##### Data
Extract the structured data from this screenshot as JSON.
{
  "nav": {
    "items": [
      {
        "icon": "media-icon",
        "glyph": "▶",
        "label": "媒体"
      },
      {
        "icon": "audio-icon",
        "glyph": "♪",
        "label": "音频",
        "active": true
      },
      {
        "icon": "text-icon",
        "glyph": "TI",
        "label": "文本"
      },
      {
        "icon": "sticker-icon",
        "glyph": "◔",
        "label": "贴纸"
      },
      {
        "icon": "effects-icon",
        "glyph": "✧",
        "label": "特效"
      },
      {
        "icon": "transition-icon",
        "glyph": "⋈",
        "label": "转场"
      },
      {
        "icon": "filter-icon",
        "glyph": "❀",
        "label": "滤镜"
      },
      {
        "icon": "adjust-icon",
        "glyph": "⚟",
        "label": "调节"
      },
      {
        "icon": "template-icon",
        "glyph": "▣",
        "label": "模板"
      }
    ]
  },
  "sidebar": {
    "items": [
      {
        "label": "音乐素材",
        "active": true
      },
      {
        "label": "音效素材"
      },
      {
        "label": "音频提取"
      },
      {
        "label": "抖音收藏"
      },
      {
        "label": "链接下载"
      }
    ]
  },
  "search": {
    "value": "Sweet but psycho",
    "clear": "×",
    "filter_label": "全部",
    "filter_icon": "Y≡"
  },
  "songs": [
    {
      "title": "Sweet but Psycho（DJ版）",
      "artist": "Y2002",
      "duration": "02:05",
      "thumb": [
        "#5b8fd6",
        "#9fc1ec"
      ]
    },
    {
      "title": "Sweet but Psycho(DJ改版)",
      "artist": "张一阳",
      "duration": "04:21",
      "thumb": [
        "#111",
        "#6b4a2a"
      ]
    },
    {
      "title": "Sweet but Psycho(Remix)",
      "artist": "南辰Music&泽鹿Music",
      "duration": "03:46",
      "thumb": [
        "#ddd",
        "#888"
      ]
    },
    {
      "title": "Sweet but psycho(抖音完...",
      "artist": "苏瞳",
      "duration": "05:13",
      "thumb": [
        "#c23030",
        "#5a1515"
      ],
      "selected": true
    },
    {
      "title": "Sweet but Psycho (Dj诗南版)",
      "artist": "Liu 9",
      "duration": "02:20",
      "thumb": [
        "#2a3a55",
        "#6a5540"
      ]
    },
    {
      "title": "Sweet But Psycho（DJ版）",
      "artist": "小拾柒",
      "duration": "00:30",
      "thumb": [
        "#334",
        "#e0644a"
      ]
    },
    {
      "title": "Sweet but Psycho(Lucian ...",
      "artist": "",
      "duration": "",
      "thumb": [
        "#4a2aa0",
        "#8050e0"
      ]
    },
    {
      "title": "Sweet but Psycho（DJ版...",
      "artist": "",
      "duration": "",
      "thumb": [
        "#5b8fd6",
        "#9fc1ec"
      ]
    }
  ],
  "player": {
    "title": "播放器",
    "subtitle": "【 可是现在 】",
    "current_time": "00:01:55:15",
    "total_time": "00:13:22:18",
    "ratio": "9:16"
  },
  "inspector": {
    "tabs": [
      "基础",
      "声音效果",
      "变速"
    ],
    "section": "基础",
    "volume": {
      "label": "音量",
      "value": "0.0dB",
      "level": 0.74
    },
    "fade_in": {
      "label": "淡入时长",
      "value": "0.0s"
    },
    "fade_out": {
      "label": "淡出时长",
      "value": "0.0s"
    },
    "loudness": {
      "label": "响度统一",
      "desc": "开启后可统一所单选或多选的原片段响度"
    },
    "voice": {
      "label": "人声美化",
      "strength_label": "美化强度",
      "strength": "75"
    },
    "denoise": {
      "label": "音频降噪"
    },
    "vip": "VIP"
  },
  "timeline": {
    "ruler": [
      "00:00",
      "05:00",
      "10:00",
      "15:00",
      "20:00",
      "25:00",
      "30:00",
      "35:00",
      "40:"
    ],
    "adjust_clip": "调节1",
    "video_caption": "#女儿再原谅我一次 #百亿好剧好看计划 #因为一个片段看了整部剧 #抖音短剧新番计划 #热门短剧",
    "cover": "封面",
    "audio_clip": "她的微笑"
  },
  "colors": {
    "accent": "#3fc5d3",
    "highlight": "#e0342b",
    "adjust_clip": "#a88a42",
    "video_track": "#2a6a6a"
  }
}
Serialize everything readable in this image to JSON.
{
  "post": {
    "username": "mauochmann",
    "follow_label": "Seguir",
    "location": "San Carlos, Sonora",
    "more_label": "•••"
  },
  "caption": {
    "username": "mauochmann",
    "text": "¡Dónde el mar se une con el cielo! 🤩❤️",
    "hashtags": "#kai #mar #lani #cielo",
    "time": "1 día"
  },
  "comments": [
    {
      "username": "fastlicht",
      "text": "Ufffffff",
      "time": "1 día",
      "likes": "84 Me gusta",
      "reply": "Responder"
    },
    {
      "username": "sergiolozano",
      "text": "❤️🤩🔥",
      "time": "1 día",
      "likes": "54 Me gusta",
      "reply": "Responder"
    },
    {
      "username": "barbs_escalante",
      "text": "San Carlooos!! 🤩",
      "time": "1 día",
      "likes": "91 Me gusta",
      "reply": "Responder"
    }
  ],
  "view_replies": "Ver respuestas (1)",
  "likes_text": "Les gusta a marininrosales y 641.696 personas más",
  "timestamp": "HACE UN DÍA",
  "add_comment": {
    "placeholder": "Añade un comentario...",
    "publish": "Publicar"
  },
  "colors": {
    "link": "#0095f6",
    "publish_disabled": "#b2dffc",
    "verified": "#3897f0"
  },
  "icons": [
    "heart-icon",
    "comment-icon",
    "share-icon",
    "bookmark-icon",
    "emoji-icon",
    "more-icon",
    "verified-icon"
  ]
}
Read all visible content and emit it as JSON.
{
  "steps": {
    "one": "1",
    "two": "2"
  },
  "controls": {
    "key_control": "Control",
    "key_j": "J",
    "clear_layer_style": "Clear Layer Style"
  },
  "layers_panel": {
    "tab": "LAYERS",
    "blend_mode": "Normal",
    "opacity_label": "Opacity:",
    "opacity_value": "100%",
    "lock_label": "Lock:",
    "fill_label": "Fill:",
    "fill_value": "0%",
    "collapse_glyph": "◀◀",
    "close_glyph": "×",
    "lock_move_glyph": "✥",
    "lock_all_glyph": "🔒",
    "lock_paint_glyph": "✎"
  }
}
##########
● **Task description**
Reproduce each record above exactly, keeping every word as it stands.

● **Solution to this problem**
Extract the structured data from this screenshot as JSON.
{
  "nav": {
    "items": [
      {
        "icon": "media-icon",
        "glyph": "▶",
        "label": "媒体"
      },
      {
        "icon": "audio-icon",
        "glyph": "♪",
        "label": "音频",
        "active": true
      },
      {
        "icon": "text-icon",
        "glyph": "TI",
        "label": "文本"
      },
      {
        "icon": "sticker-icon",
        "glyph": "◔",
        "label": "贴纸"
      },
      {
        "icon": "effects-icon",
        "glyph": "✧",
        "label": "特效"
      },
      {
        "icon": "transition-icon",
        "glyph": "⋈",
        "label": "转场"
      },
      {
        "icon": "filter-icon",
        "glyph": "❀",
        "label": "滤镜"
      },
      {
        "icon": "adjust-icon",
        "glyph": "⚟",
        "label": "调节"
      },
      {
        "icon": "template-icon",
        "glyph": "▣",
        "label": "模板"
      }
    ]
  },
  "sidebar": {
    "items": [
      {
        "label": "音乐素材",
        "active": true
      },
      {
        "label": "音效素材"
      },
      {
        "label": "音频提取"
      },
      {
        "label": "抖音收藏"
      },
      {
        "label": "链接下载"
      }
    ]
  },
  "search": {
    "value": "Sweet but psycho",
    "clear": "×",
    "filter_label": "全部",
    "filter_icon": "Y≡"
  },
  "songs": [
    {
      "title": "Sweet but Psycho（DJ版）",
      "artist": "Y2002",
      "duration": "02:05",
      "thumb": [
        "#5b8fd6",
        "#9fc1ec"
      ]
    },
    {
      "title": "Sweet but Psycho(DJ改版)",
      "artist": "张一阳",
      "duration": "04:21",
      "thumb": [
        "#111",
        "#6b4a2a"
      ]
    },
    {
      "title": "Sweet but Psycho(Remix)",
      "artist": "南辰Music&泽鹿Music",
      "duration": "03:46",
      "thumb": [
        "#ddd",
        "#888"
      ]
    },
    {
      "title": "Sweet but psycho(抖音完...",
      "artist": "苏瞳",
      "duration": "05:13",
      "thumb": [
        "#c23030",
        "#5a1515"
      ],
      "selected": true
    },
    {
      "title": "Sweet but Psycho (Dj诗南版)",
      "artist": "Liu 9",
      "duration": "02:20",
      "thumb": [
        "#2a3a55",
        "#6a5540"
      ]
    },
    {
      "title": "Sweet But Psycho（DJ版）",
      "artist": "小拾柒",
      "duration": "00:30",
      "thumb": [
        "#334",
        "#e0644a"
      ]
    },
    {
      "title": "Sweet but Psycho(Lucian ...",
      "artist": "",
      "duration": "",
      "thumb": [
        "#4a2aa0",
        "#8050e0"
      ]
    },
    {
      "title": "Sweet but Psycho（DJ版...",
      "artist": "",
      "duration": "",
      "thumb": [
        "#5b8fd6",
        "#9fc1ec"
      ]
    }
  ],
  "player": {
    "title": "播放器",
    "subtitle": "【 可是现在 】",
    "current_time": "00:01:55:15",
    "total_time": "00:13:22:18",
    "ratio": "9:16"
  },
  "inspector": {
    "tabs": [
      "基础",
      "声音效果",
      "变速"
    ],
    "section": "基础",
    "volume": {
      "label": "音量",
      "value": "0.0dB",
      "level": 0.74
    },
    "fade_in": {
      "label": "淡入时长",
      "value": "0.0s"
    },
    "fade_out": {
      "label": "淡出时长",
      "value": "0.0s"
    },
    "loudness": {
      "label": "响度统一",
      "desc": "开启后可统一所单选或多选的原片段响度"
    },
    "voice": {
      "label": "人声美化",
      "strength_label": "美化强度",
      "strength": "75"
    },
    "denoise": {
      "label": "音频降噪"
    },
    "vip": "VIP"
  },
  "timeline": {
    "ruler": [
      "00:00",
      "05:00",
      "10:00",
      "15:00",
      "20:00",
      "25:00",
      "30:00",
      "35:00",
      "40:"
    ],
    "adjust_clip": "调节1",
    "video_caption": "#女儿再原谅我一次 #百亿好剧好看计划 #因为一个片段看了整部剧 #抖音短剧新番计划 #热门短剧",
    "cover": "封面",
    "audio_clip": "她的微笑"
  },
  "colors": {
    "accent": "#3fc5d3",
    "highlight": "#e0342b",
    "adjust_clip": "#a88a42",
    "video_track": "#2a6a6a"
  }
}
Serialize everything readable in this image to JSON.
{
  "post": {
    "username": "mauochmann",
    "follow_label": "Seguir",
    "location": "San Carlos, Sonora",
    "more_label": "•••"
  },
  "caption": {
    "username": "mauochmann",
    "text": "¡Dónde el mar se une con el cielo! 🤩❤️",
    "hashtags": "#kai #mar #lani #cielo",
    "time": "1 día"
  },
  "comments": [
    {
      "username": "fastlicht",
      "text": "Ufffffff",
      "time": "1 día",
      "likes": "84 Me gusta",
      "reply": "Responder"
    },
    {
      "username": "sergiolozano",
      "text": "❤️🤩🔥",
      "time": "1 día",
      "likes": "54 Me gusta",
      "reply": "Responder"
    },
    {
      "username": "barbs_escalante",
      "text": "San Carlooos!! 🤩",
      "time": "1 día",
      "likes": "91 Me gusta",
      "reply": "Responder"
    }
  ],
  "view_replies": "Ver respuestas (1)",
  "likes_text": "Les gusta a marininrosales y 641.696 personas más",
  "timestamp": "HACE UN DÍA",
  "add_comment": {
    "placeholder": "Añade un comentario...",
    "publish": "Publicar"
  },
  "colors": {
    "link": "#0095f6",
    "publish_disabled": "#b2dffc",
    "verified": "#3897f0"
  },
  "icons": [
    "heart-icon",
    "comment-icon",
    "share-icon",
    "bookmark-icon",
    "emoji-icon",
    "more-icon",
    "verified-icon"
  ]
}
Read all visible content and emit it as JSON.
{
  "steps": {
    "one": "1",
    "two": "2"
  },
  "controls": {
    "key_control": "Control",
    "key_j": "J",
    "clear_layer_style": "Clear Layer Style"
  },
  "layers_panel": {
    "tab": "LAYERS",
    "blend_mode": "Normal",
    "opacity_label": "Opacity:",
    "opacity_value": "100%",
    "lock_label": "Lock:",
    "fill_label": "Fill:",
    "fill_value": "0%",
    "collapse_glyph": "◀◀",
    "close_glyph": "×",
    "lock_move_glyph": "✥",
    "lock_all_glyph": "🔒",
    "lock_paint_glyph": "✎"
  }
}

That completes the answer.